-- Goal of the exercise --
Scan the records for lines with the string "Dinner". Say how many there are, and add nothing.

-- Supplied material --

# # #

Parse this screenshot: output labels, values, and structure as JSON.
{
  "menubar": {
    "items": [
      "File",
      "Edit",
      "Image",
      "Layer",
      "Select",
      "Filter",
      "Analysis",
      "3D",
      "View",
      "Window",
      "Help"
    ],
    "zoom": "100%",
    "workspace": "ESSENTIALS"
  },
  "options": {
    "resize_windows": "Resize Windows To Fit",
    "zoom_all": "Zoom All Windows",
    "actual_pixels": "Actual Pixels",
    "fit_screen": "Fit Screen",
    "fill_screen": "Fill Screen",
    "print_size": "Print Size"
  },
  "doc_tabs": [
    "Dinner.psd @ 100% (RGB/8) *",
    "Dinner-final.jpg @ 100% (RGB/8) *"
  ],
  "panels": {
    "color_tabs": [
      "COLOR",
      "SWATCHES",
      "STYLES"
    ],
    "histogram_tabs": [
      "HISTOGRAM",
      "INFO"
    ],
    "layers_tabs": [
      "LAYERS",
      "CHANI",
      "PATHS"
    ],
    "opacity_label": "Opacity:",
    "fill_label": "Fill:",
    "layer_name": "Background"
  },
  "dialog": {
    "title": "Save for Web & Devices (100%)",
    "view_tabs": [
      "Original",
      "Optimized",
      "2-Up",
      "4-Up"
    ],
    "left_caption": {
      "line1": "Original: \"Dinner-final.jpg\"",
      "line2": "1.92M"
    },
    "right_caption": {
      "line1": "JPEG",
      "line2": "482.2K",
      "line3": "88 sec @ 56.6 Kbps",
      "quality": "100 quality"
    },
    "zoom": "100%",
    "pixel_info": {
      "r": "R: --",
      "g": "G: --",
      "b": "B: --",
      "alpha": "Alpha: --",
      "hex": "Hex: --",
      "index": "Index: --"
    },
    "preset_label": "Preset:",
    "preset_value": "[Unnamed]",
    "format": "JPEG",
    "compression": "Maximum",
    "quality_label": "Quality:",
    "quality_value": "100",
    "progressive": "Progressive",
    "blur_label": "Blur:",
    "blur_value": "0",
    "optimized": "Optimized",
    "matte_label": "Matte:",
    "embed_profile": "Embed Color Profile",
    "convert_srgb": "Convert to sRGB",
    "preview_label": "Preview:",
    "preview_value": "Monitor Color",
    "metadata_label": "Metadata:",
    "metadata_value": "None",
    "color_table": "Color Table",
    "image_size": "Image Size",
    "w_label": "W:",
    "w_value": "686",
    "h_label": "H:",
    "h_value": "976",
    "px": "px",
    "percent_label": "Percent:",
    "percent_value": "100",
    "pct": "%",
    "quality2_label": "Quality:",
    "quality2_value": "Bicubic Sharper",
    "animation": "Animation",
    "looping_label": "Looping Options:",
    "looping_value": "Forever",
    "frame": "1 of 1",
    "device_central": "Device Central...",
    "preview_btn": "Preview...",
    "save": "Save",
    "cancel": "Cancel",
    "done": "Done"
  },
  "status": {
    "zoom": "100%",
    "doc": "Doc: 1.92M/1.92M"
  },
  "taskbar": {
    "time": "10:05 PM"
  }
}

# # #

-- Your solution --
3